United States Department of Agriculture (USDA): Wildland Fire Safety - Heat Stress
This brochure focuses on the risks of heat stress, and what the firefighter should do to minimize those risks.

U.S. Army: Heat Index Calculator

Additional Resources

American Conference of Governmental Industrial Hygienists: Product Store - Threshold Limit Values and Biological Exposure Indices
Purchase this document

American National Standards Institute (ANSI) - Ergonomics of the Thermal Environment: Analytical Determination and Interpretation of Heat Stress Using Calculation of the Predicted Heat Strain
This document specifies a method for the analytical evaluation and interpretation of the thermal stress experienced by a subject in a hot environment. It describes a method for predicting the sweat rate and the internal core temperature that the human body will develop in response to the working conditions.
Purchase this document
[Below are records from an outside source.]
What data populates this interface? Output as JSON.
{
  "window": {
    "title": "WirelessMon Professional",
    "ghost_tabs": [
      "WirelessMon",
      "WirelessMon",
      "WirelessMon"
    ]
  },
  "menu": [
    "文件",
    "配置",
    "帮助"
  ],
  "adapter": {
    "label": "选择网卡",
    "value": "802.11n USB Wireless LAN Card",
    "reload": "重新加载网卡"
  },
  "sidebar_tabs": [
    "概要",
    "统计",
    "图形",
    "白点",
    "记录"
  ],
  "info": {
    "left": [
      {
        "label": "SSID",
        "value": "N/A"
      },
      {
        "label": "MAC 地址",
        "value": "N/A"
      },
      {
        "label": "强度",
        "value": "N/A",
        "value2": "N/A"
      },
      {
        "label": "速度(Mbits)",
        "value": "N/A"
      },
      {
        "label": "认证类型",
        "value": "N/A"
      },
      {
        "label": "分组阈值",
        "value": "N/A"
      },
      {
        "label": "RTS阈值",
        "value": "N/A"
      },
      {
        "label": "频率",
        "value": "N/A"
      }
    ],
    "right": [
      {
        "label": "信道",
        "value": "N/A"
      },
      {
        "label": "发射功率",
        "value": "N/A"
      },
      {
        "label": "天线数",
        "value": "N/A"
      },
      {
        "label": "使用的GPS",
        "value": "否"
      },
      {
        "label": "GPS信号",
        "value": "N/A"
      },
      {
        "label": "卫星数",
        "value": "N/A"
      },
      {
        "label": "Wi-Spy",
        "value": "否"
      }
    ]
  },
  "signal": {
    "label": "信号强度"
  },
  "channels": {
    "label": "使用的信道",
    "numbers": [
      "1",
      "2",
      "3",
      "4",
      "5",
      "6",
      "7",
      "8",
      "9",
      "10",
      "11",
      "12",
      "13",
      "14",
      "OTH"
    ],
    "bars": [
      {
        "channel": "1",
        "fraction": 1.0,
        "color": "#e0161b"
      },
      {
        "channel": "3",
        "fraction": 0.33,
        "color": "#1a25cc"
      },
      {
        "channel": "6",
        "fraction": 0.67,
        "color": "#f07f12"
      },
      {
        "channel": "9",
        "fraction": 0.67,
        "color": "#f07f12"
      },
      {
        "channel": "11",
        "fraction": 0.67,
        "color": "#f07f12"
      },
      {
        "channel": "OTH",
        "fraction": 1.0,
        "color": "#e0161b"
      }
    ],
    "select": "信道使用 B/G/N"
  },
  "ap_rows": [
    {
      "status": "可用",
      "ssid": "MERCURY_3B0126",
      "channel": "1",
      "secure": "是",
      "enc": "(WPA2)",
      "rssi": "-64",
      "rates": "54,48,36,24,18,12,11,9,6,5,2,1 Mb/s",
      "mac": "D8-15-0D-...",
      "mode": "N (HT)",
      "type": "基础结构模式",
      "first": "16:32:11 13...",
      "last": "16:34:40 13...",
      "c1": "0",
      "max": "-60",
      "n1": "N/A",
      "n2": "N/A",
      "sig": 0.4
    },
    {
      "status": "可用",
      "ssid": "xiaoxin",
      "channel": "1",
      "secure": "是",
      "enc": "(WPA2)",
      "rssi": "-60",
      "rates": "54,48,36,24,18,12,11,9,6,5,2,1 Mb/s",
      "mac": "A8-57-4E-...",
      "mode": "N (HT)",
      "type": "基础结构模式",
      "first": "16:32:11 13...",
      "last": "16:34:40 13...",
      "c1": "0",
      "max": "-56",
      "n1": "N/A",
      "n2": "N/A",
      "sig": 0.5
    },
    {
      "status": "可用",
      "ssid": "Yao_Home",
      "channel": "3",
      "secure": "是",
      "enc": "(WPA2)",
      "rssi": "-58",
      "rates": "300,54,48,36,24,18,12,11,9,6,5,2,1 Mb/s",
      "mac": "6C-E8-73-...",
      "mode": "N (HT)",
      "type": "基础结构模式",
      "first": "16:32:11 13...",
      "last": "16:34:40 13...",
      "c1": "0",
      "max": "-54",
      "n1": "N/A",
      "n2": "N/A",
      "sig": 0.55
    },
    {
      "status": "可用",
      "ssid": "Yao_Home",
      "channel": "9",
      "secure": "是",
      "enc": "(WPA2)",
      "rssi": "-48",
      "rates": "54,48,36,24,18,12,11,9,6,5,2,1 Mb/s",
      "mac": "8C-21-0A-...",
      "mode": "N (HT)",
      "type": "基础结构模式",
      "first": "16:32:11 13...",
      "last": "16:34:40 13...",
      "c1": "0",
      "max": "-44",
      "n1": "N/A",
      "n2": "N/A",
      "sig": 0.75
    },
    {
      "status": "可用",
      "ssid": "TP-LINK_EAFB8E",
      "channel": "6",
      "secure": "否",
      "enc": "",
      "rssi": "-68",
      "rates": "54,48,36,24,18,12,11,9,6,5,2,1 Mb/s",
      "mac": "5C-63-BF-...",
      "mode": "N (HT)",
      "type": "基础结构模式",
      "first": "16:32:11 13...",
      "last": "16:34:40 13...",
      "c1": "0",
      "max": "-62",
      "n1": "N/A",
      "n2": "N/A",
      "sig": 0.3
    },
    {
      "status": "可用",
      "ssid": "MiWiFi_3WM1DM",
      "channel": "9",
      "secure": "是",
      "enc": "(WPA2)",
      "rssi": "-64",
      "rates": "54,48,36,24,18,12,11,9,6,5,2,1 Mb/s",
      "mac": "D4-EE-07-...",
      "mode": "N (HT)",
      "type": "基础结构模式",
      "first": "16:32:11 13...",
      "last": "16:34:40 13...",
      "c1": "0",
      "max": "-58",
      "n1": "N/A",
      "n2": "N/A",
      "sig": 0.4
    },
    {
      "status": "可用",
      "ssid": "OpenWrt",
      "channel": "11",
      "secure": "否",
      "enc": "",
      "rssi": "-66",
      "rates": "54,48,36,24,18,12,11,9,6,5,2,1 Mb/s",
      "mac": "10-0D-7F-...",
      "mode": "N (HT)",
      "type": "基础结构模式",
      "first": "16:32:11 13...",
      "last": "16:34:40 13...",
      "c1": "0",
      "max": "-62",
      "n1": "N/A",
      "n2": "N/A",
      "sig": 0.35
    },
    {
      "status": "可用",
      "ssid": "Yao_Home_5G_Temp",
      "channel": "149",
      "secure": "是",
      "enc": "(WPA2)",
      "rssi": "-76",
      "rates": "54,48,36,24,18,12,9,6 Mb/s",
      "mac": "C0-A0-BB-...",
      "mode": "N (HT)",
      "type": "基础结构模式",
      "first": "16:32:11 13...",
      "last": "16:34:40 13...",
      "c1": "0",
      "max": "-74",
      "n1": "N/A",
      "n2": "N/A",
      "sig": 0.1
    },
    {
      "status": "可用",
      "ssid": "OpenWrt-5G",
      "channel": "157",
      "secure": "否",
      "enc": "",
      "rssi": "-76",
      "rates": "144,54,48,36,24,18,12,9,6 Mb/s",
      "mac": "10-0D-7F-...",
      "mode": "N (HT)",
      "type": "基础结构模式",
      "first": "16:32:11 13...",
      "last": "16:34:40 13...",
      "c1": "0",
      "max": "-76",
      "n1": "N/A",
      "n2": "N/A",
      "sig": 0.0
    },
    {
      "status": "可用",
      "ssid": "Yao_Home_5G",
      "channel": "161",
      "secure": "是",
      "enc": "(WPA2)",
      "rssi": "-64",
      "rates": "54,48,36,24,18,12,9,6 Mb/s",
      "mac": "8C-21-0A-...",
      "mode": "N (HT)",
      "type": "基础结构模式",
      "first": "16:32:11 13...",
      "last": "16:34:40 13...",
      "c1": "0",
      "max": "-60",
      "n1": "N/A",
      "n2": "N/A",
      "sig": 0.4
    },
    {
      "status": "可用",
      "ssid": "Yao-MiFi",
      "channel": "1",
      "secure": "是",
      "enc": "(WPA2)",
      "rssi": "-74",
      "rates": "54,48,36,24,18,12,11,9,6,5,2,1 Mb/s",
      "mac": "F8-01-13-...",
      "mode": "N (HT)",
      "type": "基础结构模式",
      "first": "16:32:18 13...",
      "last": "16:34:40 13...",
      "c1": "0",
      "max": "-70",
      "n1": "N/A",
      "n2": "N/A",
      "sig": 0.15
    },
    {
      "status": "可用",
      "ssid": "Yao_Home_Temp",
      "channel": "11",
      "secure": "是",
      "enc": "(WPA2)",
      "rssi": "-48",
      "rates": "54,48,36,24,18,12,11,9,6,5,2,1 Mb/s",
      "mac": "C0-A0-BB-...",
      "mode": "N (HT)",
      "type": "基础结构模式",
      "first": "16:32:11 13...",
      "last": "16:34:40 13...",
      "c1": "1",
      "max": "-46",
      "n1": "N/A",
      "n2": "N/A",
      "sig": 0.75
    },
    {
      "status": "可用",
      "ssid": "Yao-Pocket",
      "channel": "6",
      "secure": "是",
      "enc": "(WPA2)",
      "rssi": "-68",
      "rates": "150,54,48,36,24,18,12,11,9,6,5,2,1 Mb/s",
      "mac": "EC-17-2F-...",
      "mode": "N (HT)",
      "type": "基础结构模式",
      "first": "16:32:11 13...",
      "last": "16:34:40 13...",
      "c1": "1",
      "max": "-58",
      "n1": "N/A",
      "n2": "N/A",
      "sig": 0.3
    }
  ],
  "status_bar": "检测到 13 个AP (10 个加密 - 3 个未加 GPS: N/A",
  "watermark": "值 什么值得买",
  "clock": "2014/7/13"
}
ANSI - Ergonomics of the Thermal Environment: Medical Supervision of Individuals Exposed to Extreme Hot or Cold Environments
This International Standard provides advice to those concerned with the safety of human exposures to extreme hot or cold thermal environments.
Purchase this document

ANSI - Hot environments: Estimation of the Heat Stress on Working Man, Based on the WBGT-index (Wet Bulb Globe Temperature)
This document gives a method, which can easily be used in an industrial environment for evaluating the stresses on a individual. It applies to the evaluation of the mean effect of heat on man during a period representative of his activity but it does not apply to very short periods, nor to zones of comfort.
Purchase this document

NASD

  • NASD: Keep Cool
    Outdoor worker flyer about heat stress.
  • NASD: Dangers of Heat Stress
    Provides a script that can be used to deliver a 15-minute training session to employees. The text explains the impact that hot weather work can have on health, describes preventive measures, and touches briefly on first aid.
    En Espaol
  • NASD: Heat Stress
    A flyer that will enable the reader with information to be able to identify symptoms of heat stroke and exhaustion, and know the emergency procedures for both.
    En Espaol

Texas A&M University - Texas Cooperative Extension: Coping with Hot Work Environments
En Espaol

Related Links

 

Contact Us:

Testimonials

John Orawiec, Safety Professional - Univ. of Illinios

"I had the opportunity to work with Jason Jones, Owner of Trinity Safety Group, in my capacity as an owner's safety representative. I found Jason to be thorough and forward-thinking. I whole-heartedly endorse Jason as a Safety Manager/Professional."